**Work item:**
Your job is to return each record exactly, minus any pictures.

Data excerpts:

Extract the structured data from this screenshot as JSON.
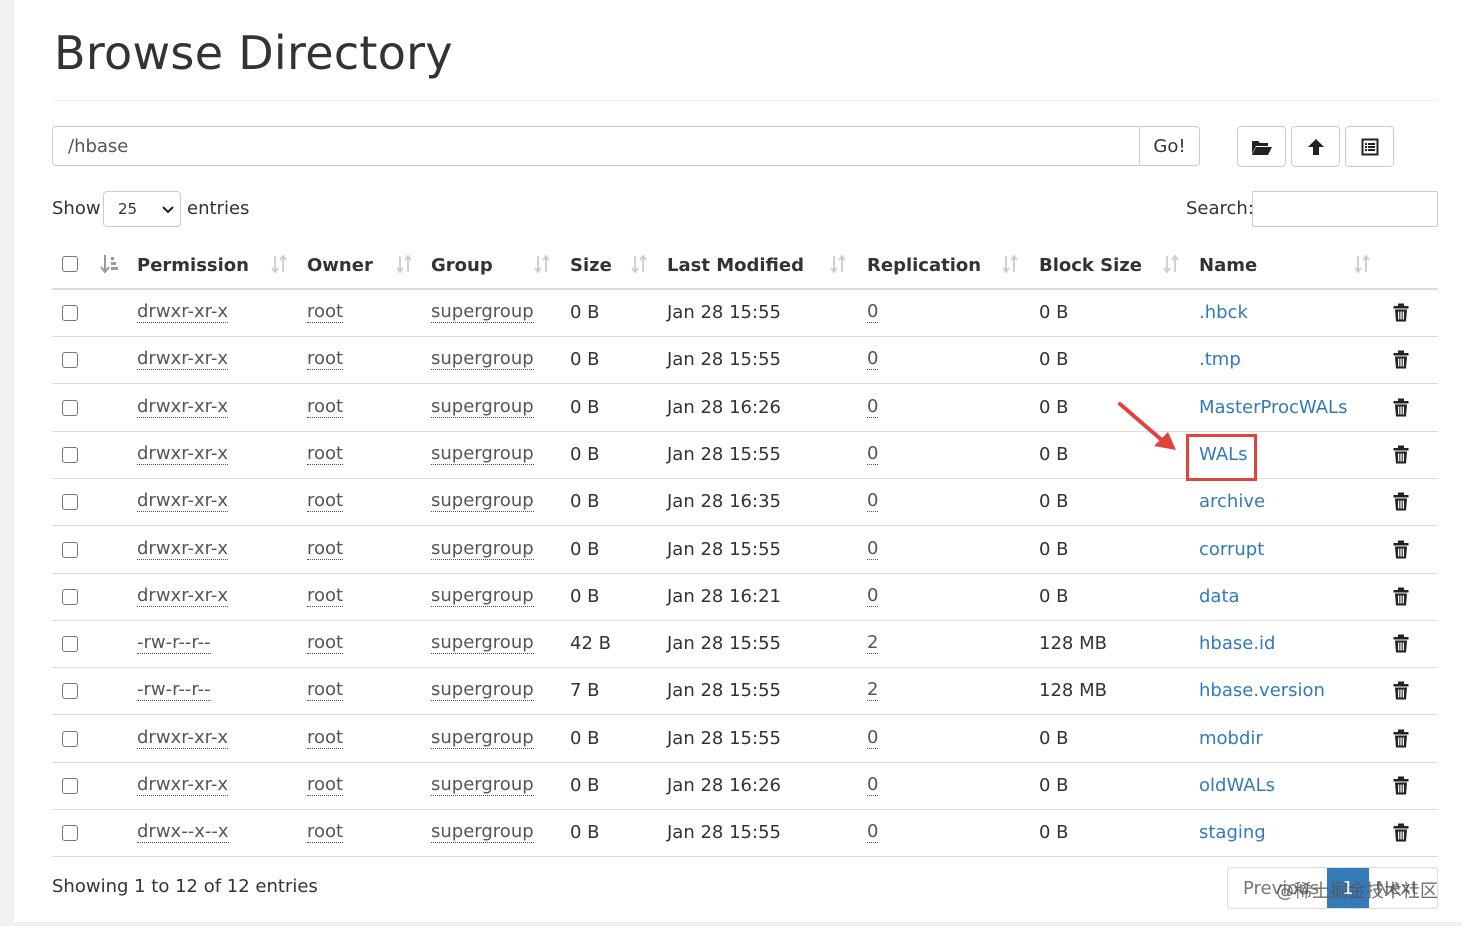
{
  "page": {
    "title": "Browse Directory"
  },
  "path_bar": {
    "value": "/hbase",
    "go_label": "Go!"
  },
  "toolbar": {
    "icons": [
      "folder-open-icon",
      "cloud-upload-icon",
      "list-alt-icon"
    ]
  },
  "length_control": {
    "show_label": "Show",
    "selected": "25",
    "entries_label": "entries"
  },
  "search": {
    "label": "Search:",
    "value": ""
  },
  "table": {
    "columns": [
      "Permission",
      "Owner",
      "Group",
      "Size",
      "Last Modified",
      "Replication",
      "Block Size",
      "Name"
    ],
    "rows": [
      {
        "permission": "drwxr-xr-x",
        "owner": "root",
        "group": "supergroup",
        "size": "0 B",
        "modified": "Jan 28 15:55",
        "replication": "0",
        "block_size": "0 B",
        "name": ".hbck"
      },
      {
        "permission": "drwxr-xr-x",
        "owner": "root",
        "group": "supergroup",
        "size": "0 B",
        "modified": "Jan 28 15:55",
        "replication": "0",
        "block_size": "0 B",
        "name": ".tmp"
      },
      {
        "permission": "drwxr-xr-x",
        "owner": "root",
        "group": "supergroup",
        "size": "0 B",
        "modified": "Jan 28 16:26",
        "replication": "0",
        "block_size": "0 B",
        "name": "MasterProcWALs"
      },
      {
        "permission": "drwxr-xr-x",
        "owner": "root",
        "group": "supergroup",
        "size": "0 B",
        "modified": "Jan 28 15:55",
        "replication": "0",
        "block_size": "0 B",
        "name": "WALs"
      },
      {
        "permission": "drwxr-xr-x",
        "owner": "root",
        "group": "supergroup",
        "size": "0 B",
        "modified": "Jan 28 16:35",
        "replication": "0",
        "block_size": "0 B",
        "name": "archive"
      },
      {
        "permission": "drwxr-xr-x",
        "owner": "root",
        "group": "supergroup",
        "size": "0 B",
        "modified": "Jan 28 15:55",
        "replication": "0",
        "block_size": "0 B",
        "name": "corrupt"
      },
      {
        "permission": "drwxr-xr-x",
        "owner": "root",
        "group": "supergroup",
        "size": "0 B",
        "modified": "Jan 28 16:21",
        "replication": "0",
        "block_size": "0 B",
        "name": "data"
      },
      {
        "permission": "-rw-r--r--",
        "owner": "root",
        "group": "supergroup",
        "size": "42 B",
        "modified": "Jan 28 15:55",
        "replication": "2",
        "block_size": "128 MB",
        "name": "hbase.id"
      },
      {
        "permission": "-rw-r--r--",
        "owner": "root",
        "group": "supergroup",
        "size": "7 B",
        "modified": "Jan 28 15:55",
        "replication": "2",
        "block_size": "128 MB",
        "name": "hbase.version"
      },
      {
        "permission": "drwxr-xr-x",
        "owner": "root",
        "group": "supergroup",
        "size": "0 B",
        "modified": "Jan 28 15:55",
        "replication": "0",
        "block_size": "0 B",
        "name": "mobdir"
      },
      {
        "permission": "drwxr-xr-x",
        "owner": "root",
        "group": "supergroup",
        "size": "0 B",
        "modified": "Jan 28 16:26",
        "replication": "0",
        "block_size": "0 B",
        "name": "oldWALs"
      },
      {
        "permission": "drwx--x--x",
        "owner": "root",
        "group": "supergroup",
        "size": "0 B",
        "modified": "Jan 28 15:55",
        "replication": "0",
        "block_size": "0 B",
        "name": "staging"
      }
    ]
  },
  "footer": {
    "info": "Showing 1 to 12 of 12 entries",
    "pagination": {
      "previous": "Previous",
      "current": "1",
      "next": "Next"
    },
    "watermark": "@稀土掘金技术社区"
  },
  "colors": {
    "link": "#337ab7",
    "annotation": "#e0443a",
    "active_page": "#337ab7"
  }
}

**Solution to the exercise:**
Extract the structured data from this screenshot as JSON.
{
  "page": {
    "title": "Browse Directory"
  },
  "path_bar": {
    "value": "/hbase",
    "go_label": "Go!"
  },
  "toolbar": {
    "icons": [
      "folder-open-icon",
      "cloud-upload-icon",
      "list-alt-icon"
    ]
  },
  "length_control": {
    "show_label": "Show",
    "selected": "25",
    "entries_label": "entries"
  },
  "search": {
    "label": "Search:",
    "value": ""
  },
  "table": {
    "columns": [
      "Permission",
      "Owner",
      "Group",
      "Size",
      "Last Modified",
      "Replication",
      "Block Size",
      "Name"
    ],
    "rows": [
      {
        "permission": "drwxr-xr-x",
        "owner": "root",
        "group": "supergroup",
        "size": "0 B",
        "modified": "Jan 28 15:55",
        "replication": "0",
        "block_size": "0 B",
        "name": ".hbck"
      },
      {
        "permission": "drwxr-xr-x",
        "owner": "root",
        "group": "supergroup",
        "size": "0 B",
        "modified": "Jan 28 15:55",
        "replication": "0",
        "block_size": "0 B",
        "name": ".tmp"
      },
      {
        "permission": "drwxr-xr-x",
        "owner": "root",
        "group": "supergroup",
        "size": "0 B",
        "modified": "Jan 28 16:26",
        "replication": "0",
        "block_size": "0 B",
        "name": "MasterProcWALs"
      },
      {
        "permission": "drwxr-xr-x",
        "owner": "root",
        "group": "supergroup",
        "size": "0 B",
        "modified": "Jan 28 15:55",
        "replication": "0",
        "block_size": "0 B",
        "name": "WALs"
      },
      {
        "permission": "drwxr-xr-x",
        "owner": "root",
        "group": "supergroup",
        "size": "0 B",
        "modified": "Jan 28 16:35",
        "replication": "0",
        "block_size": "0 B",
        "name": "archive"
      },
      {
        "permission": "drwxr-xr-x",
        "owner": "root",
        "group": "supergroup",
        "size": "0 B",
        "modified": "Jan 28 15:55",
        "replication": "0",
        "block_size": "0 B",
        "name": "corrupt"
      },
      {
        "permission": "drwxr-xr-x",
        "owner": "root",
        "group": "supergroup",
        "size": "0 B",
        "modified": "Jan 28 16:21",
        "replication": "0",
        "block_size": "0 B",
        "name": "data"
      },
      {
        "permission": "-rw-r--r--",
        "owner": "root",
        "group": "supergroup",
        "size": "42 B",
        "modified": "Jan 28 15:55",
        "replication": "2",
        "block_size": "128 MB",
        "name": "hbase.id"
      },
      {
        "permission": "-rw-r--r--",
        "owner": "root",
        "group": "supergroup",
        "size": "7 B",
        "modified": "Jan 28 15:55",
        "replication": "2",
        "block_size": "128 MB",
        "name": "hbase.version"
      },
      {
        "permission": "drwxr-xr-x",
        "owner": "root",
        "group": "supergroup",
        "size": "0 B",
        "modified": "Jan 28 15:55",
        "replication": "0",
        "block_size": "0 B",
        "name": "mobdir"
      },
      {
        "permission": "drwxr-xr-x",
        "owner": "root",
        "group": "supergroup",
        "size": "0 B",
        "modified": "Jan 28 16:26",
        "replication": "0",
        "block_size": "0 B",
        "name": "oldWALs"
      },
      {
        "permission": "drwx--x--x",
        "owner": "root",
        "group": "supergroup",
        "size": "0 B",
        "modified": "Jan 28 15:55",
        "replication": "0",
        "block_size": "0 B",
        "name": "staging"
      }
    ]
  },
  "footer": {
    "info": "Showing 1 to 12 of 12 entries",
    "pagination": {
      "previous": "Previous",
      "current": "1",
      "next": "Next"
    },
    "watermark": "@稀土掘金技术社区"
  },
  "colors": {
    "link": "#337ab7",
    "annotation": "#e0443a",
    "active_page": "#337ab7"
  }
}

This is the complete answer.